Queerness is as much exploring beyond the gate-kept walls of clubs, bars, and apps as it is who you sleep with. Deep roots are hard to put down without the quite conversations and slow moments, yet those are impossible in the throbbing heat of the night. Unless quiet is fostered all that is left is the used condom and ghosted text message. Those self-selecting boxes on your favourite app are as much gate keeping as the bouncer at the door or drag queen hostess and her barbs. All the tapestry that makes us, well us gets lost in the chem highs and fetishized ideals of what being queer commercially should be.

Is it ever possible to simply just be, to just exist as our best queer selves without the need to jimmy into whatever box will alleviate the loneliness? Of course it is, but to get there requires significant self-acknowledgement, an understanding that being yourself might mean you are rejected by all but the few who really matter, and that ultimately if you have four or five true friends in life you are doing really well for yourself. Life is as much as a race against yourself as anything else, and if you have a deep understanding of what makes you tick you are onto a winner.
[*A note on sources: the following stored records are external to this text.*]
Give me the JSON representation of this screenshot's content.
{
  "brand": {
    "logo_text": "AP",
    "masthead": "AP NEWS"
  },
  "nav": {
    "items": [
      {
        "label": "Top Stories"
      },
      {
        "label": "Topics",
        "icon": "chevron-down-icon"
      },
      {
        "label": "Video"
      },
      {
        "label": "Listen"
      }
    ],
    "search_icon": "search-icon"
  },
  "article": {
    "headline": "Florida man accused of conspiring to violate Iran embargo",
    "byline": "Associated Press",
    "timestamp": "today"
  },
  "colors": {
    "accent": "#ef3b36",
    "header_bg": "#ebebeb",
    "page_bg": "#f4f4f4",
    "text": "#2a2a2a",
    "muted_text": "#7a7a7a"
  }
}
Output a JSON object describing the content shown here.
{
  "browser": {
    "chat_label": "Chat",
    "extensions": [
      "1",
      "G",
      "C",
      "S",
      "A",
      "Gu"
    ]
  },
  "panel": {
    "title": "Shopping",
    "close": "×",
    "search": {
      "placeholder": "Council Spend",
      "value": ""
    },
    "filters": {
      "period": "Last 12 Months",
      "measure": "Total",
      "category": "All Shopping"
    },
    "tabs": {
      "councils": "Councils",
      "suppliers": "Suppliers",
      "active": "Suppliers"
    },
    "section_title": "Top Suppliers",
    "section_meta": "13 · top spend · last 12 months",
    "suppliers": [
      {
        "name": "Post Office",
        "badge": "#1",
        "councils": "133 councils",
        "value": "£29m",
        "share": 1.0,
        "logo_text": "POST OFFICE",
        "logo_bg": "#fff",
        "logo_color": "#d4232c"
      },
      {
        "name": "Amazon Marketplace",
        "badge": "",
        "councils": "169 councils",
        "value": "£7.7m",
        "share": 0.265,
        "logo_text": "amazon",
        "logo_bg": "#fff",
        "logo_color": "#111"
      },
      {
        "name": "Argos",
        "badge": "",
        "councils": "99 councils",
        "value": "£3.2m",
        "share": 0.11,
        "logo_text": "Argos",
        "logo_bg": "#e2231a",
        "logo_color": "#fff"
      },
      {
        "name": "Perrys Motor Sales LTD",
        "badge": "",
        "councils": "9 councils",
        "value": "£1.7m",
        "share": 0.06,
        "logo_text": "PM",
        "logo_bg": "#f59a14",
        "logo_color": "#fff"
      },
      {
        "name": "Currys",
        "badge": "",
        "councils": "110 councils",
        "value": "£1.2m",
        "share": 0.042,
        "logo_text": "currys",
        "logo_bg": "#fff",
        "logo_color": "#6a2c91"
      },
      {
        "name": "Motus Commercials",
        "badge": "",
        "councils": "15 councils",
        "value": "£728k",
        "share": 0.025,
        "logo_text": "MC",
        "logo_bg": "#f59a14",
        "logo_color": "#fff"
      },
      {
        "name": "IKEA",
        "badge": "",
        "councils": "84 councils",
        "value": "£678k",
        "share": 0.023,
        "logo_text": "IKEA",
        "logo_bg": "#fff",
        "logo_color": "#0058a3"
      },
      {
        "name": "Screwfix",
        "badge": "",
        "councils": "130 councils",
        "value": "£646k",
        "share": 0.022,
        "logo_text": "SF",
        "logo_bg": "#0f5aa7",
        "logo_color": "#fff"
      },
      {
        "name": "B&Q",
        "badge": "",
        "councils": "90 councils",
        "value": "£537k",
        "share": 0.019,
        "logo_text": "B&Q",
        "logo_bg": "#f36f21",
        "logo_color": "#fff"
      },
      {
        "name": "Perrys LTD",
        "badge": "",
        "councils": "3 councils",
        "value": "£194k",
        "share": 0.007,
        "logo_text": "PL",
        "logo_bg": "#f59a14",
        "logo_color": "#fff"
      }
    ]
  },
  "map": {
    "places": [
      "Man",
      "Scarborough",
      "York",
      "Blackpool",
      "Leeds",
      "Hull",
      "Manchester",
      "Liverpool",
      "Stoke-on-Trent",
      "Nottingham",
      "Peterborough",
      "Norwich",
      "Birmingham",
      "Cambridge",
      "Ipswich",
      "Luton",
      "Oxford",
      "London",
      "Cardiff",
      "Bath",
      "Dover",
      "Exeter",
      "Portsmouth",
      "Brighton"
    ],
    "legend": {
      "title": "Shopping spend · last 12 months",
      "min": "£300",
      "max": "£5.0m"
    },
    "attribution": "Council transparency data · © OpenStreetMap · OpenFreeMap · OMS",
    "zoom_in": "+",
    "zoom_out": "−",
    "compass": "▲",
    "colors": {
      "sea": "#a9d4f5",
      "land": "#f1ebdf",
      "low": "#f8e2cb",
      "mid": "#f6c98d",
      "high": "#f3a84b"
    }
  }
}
Being queer is hard because society both resents/rejects queer folks’ basic selves, yet on the flip side commodifies and sells us back a corporatized ideal of what queer should really be. It takes time and energy to work through this, realising that those ill-fitting boxes are designed to lock us into things that can be harmful and serve only corporate/societal interests. Rejecting those things takes much willpower and the support of those around us, and to be one’s own self is often as much as stepping outside of the Venn diagram as it is taking the time to know yourself.

Queerness is impossible to package into one neat bucket. Indeed, every queer person has their own map of the world, and all the likes, dislikes, passions and fears that come with being human feed into the queer people we are. There is nothing shameful or wrong with being queer, regardless of what the world says, and we certainly are not a lifestyle choice. Rather, we are this messy bunch of folk who live, breath, enjoy, cry, dance, laugh, fear, hide, burst out, and do all the other boundless things cis/het folk do. Our Venns do indeed overlap, but as intersectional beings who as complex and simple as the world chooses to see.




Writer, researcher, and generally curious